Learning styles matter. I once had a student who struggled with writing organized speech outlines. He’d be covering the history of the company one moment, then jump to their current sales stats, then go back to their history. It was a jumbled mess. I set up an appointment for us to discuss the outline issues he was having.
For 15 minutes I explained the concepts of organization and main points. I told him how it helps the audience when information is grouped together and the speech has a discernable flow. But he just wasn’t getting it.
In a moment of desperation, I took out 3 different colored highlighters and began highlighting all of the stuff about the company’s history in yellow. Then I moved on to highlighting the information about their business structure in pink. Finally, I highlighted current company statistics and sales strategies in green. When I got done, the outline was a colorful mixture of yellow, pink, and green. “See how confusing it is to look at these colors mixed up? You’ve got to get all the yellow together, all the pink together, and all the green together so that your audience can make sense of the information you are covering.”
It was like a lightbulb went off. It wasn’t his fault he hadn’t understood previously, it was mine. I had used only one teaching strategy, and it wasn’t his learning style. When I stopped trying to lecture him and instead tapped into his need to process information visually, it finally clicked.
When we get up to speak in front of an audience, we are hoping to convey information or shape opinions or garner support. And the better we understand the human brain and how we learn, the more effectively we can accomplish those goals. The advancing field of neuroscience has bolstered what we know about how the brain learns, so this week on the Ethos3 blog we’ll look at some of that research. There are over 70 different learning-theory models, but we’ll concentrate on just a couple of them. Let’s start by looking at the most commonly used model which covers the 3 learning styles: auditory, visual, and kinesthetic.
People with this learning style process things by hearing them. Their ears are their primary form of input. In fact, an auditory learner might close his eyes to focus just on his sense of sound. So a speech or lecture is ideal for this type of learner.
But this doesn’t mean you can just string any words together in any order and they will make sense. You still need to develop strong content and organize your ideas in ways that make the most sense for your listeners. Even if you have an audience full of auditory learners, you still need variety in your presentation. You can vary the type of content you use like moving from statistics into a story. Or you can use different auditory experiences, such as incorporating other sounds or voices.
If you have trouble listening to audiobooks, like to doodle when listening to someone speak, or find it difficult to understand instructions when someone reads them to you, you are probably a visual learner. So how can presenters cater to visual learners?
Visual learners uses their eyes as their primary input source. They might need to listen to white noise while they read to block out other background auditory input. It will probably bore a visual learner to simply listen to a speaker. To capture visual learners, you want to make sure to include presentation media in the form of graphics, dry erase boards, slides, and videos that help to visually support and reinforce the ideas you are presenting orally. Just writing a statistic on the board while also saying it can help a visual learner. Converting information into an infographic can help as well.

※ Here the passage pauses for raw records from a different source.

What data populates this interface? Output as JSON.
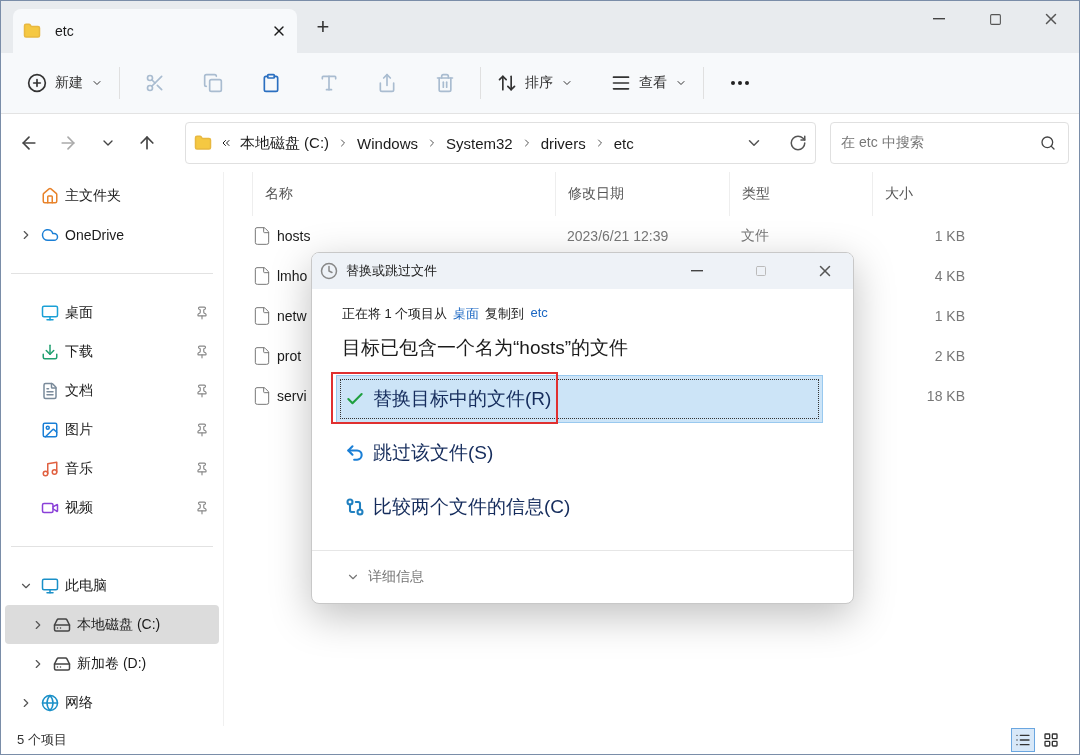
{
  "tabs": [
    {
      "label": "etc",
      "selected": true
    }
  ],
  "new_tab": "+",
  "toolbar": {
    "new_label": "新建",
    "actions": [
      {
        "kind": "cut",
        "disabled": true
      },
      {
        "kind": "copy",
        "disabled": true
      },
      {
        "kind": "paste",
        "disabled": false
      },
      {
        "kind": "rename",
        "disabled": true
      },
      {
        "kind": "share",
        "disabled": true
      },
      {
        "kind": "delete",
        "disabled": true
      }
    ],
    "sort_label": "排序",
    "view_label": "查看"
  },
  "address": {
    "crumbs": [
      "本地磁盘 (C:)",
      "Windows",
      "System32",
      "drivers",
      "etc"
    ],
    "search_placeholder": "在 etc 中搜索"
  },
  "sidebar": {
    "groups": [
      [
        {
          "label": "主文件夹",
          "kind": "home",
          "pinned": false,
          "expandable": false,
          "selected": false
        },
        {
          "label": "OneDrive",
          "kind": "cloud",
          "pinned": false,
          "expandable": true,
          "selected": false
        }
      ],
      [
        {
          "label": "桌面",
          "kind": "desktop",
          "pinned": true,
          "expandable": false,
          "selected": false
        },
        {
          "label": "下载",
          "kind": "download",
          "pinned": true,
          "expandable": false,
          "selected": false
        },
        {
          "label": "文档",
          "kind": "document",
          "pinned": true,
          "expandable": false,
          "selected": false
        },
        {
          "label": "图片",
          "kind": "picture",
          "pinned": true,
          "expandable": false,
          "selected": false
        },
        {
          "label": "音乐",
          "kind": "music",
          "pinned": true,
          "expandable": false,
          "selected": false
        },
        {
          "label": "视频",
          "kind": "video",
          "pinned": true,
          "expandable": false,
          "selected": false
        }
      ],
      [
        {
          "label": "此电脑",
          "kind": "computer",
          "pinned": false,
          "expandable": true,
          "expanded": true,
          "selected": false,
          "children": [
            {
              "label": "本地磁盘 (C:)",
              "kind": "drive",
              "pinned": false,
              "expandable": true,
              "selected": true
            },
            {
              "label": "新加卷 (D:)",
              "kind": "drive",
              "pinned": false,
              "expandable": true,
              "selected": false
            }
          ]
        },
        {
          "label": "网络",
          "kind": "network",
          "pinned": false,
          "expandable": true,
          "selected": false
        }
      ]
    ]
  },
  "table": {
    "columns": [
      "名称",
      "修改日期",
      "类型",
      "大小"
    ],
    "rows": [
      {
        "name": "hosts",
        "modified": "2023/6/21 12:39",
        "type": "文件",
        "size": "1 KB"
      },
      {
        "name": "lmho",
        "size": "4 KB"
      },
      {
        "name": "netw",
        "size": "1 KB"
      },
      {
        "name": "prot",
        "size": "2 KB"
      },
      {
        "name": "servi",
        "size": "18 KB"
      }
    ]
  },
  "status_bar": {
    "count": "5 个项目",
    "views": [
      {
        "kind": "details",
        "selected": true
      },
      {
        "kind": "tiles",
        "selected": false
      }
    ]
  },
  "dialog": {
    "title": "替换或跳过文件",
    "parts": [
      {
        "kind": "text",
        "text": "正在将 1 个项目从"
      },
      {
        "kind": "link",
        "text": "桌面"
      },
      {
        "kind": "text",
        "text": "复制到"
      },
      {
        "kind": "link",
        "text": "etc"
      }
    ],
    "heading": "目标已包含一个名为“hosts”的文件",
    "options": [
      {
        "kind": "replace",
        "label": "替换目标中的文件(R)",
        "selected": true,
        "highlighted": true
      },
      {
        "kind": "skip",
        "label": "跳过该文件(S)",
        "selected": false,
        "highlighted": false
      },
      {
        "kind": "compare",
        "label": "比较两个文件的信息(C)",
        "selected": false,
        "highlighted": false
      }
    ],
    "details": "详细信息"
  }
}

Some people do best in a more active learning environment. Kinesthetic learners need a deeper level of engagement. They often like to process information through movement or manipulation.
It might seem like a presentation isn’t conducive for this type of learner, but it can be. Try incorporating group discussion in which people have to move to reorient themselves or engage with others. Or ask for a few volunteers to help you illustrate something—kinesthetic learners will usually be the first hands up.
In 2009, the University of Illinois Extension found that 80% of instruction is delivery orally. But the Social Science Research Network found that about 65% of us are visual learners.These discrepancies in how we are presenting and how we learn should challenge us and should change the way we present. In the fields of instruction and public speaking, we have to keep striving to appeal to different learning styles with more varied presentations.
Not sure which learning style you are? Try this quick assessment. And once you’ve figured out your learning style, get in touch with us at Ethos3 to learn more about who you are as a speaker and how we can help you prepare for your next big presentation.
Still need more help with your presentation?We've got the solutions. Talk to Us